The lens image of 25-MHz UBM exported to ImageJ software for measuring lens opacity degree in the region of interest, indicated by the red elliptical mark.
Figure 2
 
The eyes number distribution of different types of age-related cataract obtained with slit lamp and 25-MHz UBM. Numbers 1, 2, 3, and 4 represented the eyes number distribution of the cortical, nuclear, PSC, and mixed cataract defined by slit lamp, respectively.
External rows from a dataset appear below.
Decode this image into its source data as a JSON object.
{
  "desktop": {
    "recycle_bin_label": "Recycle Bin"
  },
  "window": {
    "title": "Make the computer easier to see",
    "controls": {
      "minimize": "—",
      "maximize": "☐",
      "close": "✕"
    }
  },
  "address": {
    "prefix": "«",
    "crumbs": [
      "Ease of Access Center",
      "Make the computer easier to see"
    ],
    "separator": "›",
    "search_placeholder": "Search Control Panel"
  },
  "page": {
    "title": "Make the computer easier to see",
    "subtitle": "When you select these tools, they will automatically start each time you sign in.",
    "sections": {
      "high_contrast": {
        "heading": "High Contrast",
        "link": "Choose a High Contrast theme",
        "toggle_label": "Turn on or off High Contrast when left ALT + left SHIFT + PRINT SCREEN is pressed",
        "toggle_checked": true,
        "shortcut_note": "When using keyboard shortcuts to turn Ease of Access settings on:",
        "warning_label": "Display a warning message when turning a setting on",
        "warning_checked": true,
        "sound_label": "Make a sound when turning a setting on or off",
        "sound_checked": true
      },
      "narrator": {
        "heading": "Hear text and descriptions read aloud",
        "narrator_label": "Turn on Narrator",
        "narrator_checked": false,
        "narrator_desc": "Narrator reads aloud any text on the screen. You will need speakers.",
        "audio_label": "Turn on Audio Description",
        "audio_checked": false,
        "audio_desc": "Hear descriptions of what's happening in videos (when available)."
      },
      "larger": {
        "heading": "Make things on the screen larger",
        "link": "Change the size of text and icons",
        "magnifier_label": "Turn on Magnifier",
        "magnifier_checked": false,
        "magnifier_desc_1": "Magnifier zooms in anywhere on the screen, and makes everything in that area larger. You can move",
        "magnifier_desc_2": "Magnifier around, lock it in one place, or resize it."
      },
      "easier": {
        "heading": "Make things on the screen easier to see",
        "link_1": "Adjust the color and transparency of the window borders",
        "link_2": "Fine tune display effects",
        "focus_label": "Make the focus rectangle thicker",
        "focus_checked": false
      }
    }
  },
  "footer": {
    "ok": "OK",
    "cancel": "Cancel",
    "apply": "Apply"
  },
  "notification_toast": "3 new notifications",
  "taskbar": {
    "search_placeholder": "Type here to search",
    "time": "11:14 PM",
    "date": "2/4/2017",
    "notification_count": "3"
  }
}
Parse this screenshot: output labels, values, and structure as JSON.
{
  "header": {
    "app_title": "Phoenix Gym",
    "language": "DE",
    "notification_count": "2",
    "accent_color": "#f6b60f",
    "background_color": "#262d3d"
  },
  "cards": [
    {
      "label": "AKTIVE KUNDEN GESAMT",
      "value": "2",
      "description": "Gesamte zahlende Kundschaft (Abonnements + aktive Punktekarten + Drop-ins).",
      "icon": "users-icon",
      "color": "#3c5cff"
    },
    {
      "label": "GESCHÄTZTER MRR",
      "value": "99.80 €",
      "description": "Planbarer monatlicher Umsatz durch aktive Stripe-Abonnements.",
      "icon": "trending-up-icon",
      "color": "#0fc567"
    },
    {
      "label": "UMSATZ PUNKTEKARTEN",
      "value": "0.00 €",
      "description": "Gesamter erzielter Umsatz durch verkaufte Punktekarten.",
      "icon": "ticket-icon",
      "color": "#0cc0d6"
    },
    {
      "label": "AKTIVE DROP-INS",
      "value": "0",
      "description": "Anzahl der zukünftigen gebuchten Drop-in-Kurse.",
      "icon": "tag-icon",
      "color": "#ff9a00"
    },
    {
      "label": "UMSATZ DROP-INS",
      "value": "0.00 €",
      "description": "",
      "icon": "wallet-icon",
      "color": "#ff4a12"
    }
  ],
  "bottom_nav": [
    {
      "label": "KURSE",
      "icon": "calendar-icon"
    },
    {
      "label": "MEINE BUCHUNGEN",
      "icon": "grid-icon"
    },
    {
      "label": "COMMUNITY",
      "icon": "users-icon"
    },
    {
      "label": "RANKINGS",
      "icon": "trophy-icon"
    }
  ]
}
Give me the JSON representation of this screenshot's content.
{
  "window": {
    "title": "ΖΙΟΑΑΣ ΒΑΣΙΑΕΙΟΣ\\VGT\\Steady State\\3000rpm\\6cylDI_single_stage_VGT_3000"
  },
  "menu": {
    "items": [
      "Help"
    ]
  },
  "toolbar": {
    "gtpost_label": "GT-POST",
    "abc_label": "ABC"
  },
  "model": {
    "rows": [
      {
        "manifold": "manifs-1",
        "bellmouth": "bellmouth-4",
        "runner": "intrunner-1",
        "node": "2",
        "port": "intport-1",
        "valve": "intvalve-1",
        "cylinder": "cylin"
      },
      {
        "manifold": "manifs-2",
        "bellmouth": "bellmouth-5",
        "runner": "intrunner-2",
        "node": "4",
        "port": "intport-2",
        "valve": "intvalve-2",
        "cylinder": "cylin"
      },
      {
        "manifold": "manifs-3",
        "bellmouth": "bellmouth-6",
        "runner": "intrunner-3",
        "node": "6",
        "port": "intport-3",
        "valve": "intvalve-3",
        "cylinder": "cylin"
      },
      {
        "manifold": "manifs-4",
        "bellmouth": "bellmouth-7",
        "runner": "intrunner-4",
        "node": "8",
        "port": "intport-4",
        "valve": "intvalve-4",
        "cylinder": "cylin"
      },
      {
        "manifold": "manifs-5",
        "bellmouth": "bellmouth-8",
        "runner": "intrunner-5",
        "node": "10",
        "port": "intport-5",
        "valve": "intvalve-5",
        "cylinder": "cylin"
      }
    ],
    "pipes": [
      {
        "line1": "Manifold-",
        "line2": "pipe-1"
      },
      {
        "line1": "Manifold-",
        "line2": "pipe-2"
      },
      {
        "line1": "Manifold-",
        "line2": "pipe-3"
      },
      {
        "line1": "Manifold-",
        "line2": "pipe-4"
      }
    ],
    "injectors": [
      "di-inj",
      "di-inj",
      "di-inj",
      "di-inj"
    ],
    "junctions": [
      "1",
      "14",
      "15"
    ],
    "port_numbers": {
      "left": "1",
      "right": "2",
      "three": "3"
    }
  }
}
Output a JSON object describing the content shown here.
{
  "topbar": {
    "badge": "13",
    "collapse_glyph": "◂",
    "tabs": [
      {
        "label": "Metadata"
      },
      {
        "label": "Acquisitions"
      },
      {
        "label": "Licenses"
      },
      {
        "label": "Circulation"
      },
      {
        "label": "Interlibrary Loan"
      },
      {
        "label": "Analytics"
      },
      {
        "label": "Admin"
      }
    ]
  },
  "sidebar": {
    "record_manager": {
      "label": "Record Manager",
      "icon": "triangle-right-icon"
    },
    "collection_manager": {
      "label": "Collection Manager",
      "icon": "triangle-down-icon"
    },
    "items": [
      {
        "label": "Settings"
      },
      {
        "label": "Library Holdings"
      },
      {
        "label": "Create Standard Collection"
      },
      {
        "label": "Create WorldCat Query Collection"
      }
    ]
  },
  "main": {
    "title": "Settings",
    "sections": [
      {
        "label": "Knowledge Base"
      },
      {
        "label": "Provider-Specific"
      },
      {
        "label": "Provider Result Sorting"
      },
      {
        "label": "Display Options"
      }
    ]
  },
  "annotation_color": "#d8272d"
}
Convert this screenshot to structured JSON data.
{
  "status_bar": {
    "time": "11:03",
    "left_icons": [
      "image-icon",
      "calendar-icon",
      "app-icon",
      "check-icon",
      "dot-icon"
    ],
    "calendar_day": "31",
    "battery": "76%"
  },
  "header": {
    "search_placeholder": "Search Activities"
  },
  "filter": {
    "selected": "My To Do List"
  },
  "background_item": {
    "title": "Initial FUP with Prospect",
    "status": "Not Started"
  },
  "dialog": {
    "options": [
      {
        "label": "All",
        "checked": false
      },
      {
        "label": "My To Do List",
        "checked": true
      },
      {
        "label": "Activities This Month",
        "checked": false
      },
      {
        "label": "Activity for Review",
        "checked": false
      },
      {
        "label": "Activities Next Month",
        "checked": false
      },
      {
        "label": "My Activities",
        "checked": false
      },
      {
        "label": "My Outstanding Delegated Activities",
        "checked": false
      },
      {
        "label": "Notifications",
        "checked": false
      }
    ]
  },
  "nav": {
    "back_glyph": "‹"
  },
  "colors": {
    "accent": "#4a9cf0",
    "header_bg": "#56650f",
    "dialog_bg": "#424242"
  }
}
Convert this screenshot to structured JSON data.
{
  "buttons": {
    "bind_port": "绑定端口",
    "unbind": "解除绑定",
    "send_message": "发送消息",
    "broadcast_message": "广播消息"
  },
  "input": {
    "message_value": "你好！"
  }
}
Numbers 5, 6, 7, 8, 9, and 10 represented the eyes number distribution of the capsular/subcapsular, globular hyperechoic, concentric circular, thick lens, PSC, and mixed lens opacity defined by the image of 25-MHz UBM, respectively.
Figure 2
 
The eyes number distribution of different types of age-related cataract obtained with slit lamp and 25-MHz UBM. Numbers 1, 2, 3, and 4 represented the eyes number distribution of the cortical, nuclear, PSC, and mixed cataract defined by slit lamp, respectively. Numbers 5, 6, 7, 8, 9, and 10 represented the eyes number distribution of the capsular/subcapsular, globular hyperechoic, concentric circular, thick lens, PSC, and mixed lens opacity defined by the image of 25-MHz UBM, respectively.
Figure 3
 
The images of age-related cataract obtained with 25-MHz UBM and slit lamp. The first and the third row showed the 25-MHz UBM images. From left to right, top to bottom were capsular/subcapsular, globular hyperechoic, concentric circular, thick lens, PSC, and mixed lens opacity. The second and the fourth row were the corresponding slit lamp images (D–F, J–L) matched with the 25-MHz UBM images (A–C, G–I).
Figure 3
 
The images of age-related cataract obtained with 25-MHz UBM and slit lamp. The first and the third row showed the 25-MHz UBM images. From left to right, top to bottom were capsular/subcapsular, globular hyperechoic, concentric circular, thick lens, PSC, and mixed lens opacity. The second and the fourth row were the corresponding slit lamp images (D–F, J–L) matched with the 25-MHz UBM images (A–C, G–I).
Figure 4
 
The correlation between pixel units and CDE values and LogMAR CDVA.
Figure 4
 
The correlation between pixel units and CDE values and LogMAR CDVA.
Figure 5
 
The correlation between age and ACD and LT.
Figure 5
 
The correlation between age and ACD and LT.
×
×

This PDF is available to Subscribers Only

Sign in or purchase a subscription to access this content. ×

You must be signed into an individual account to use this feature.

×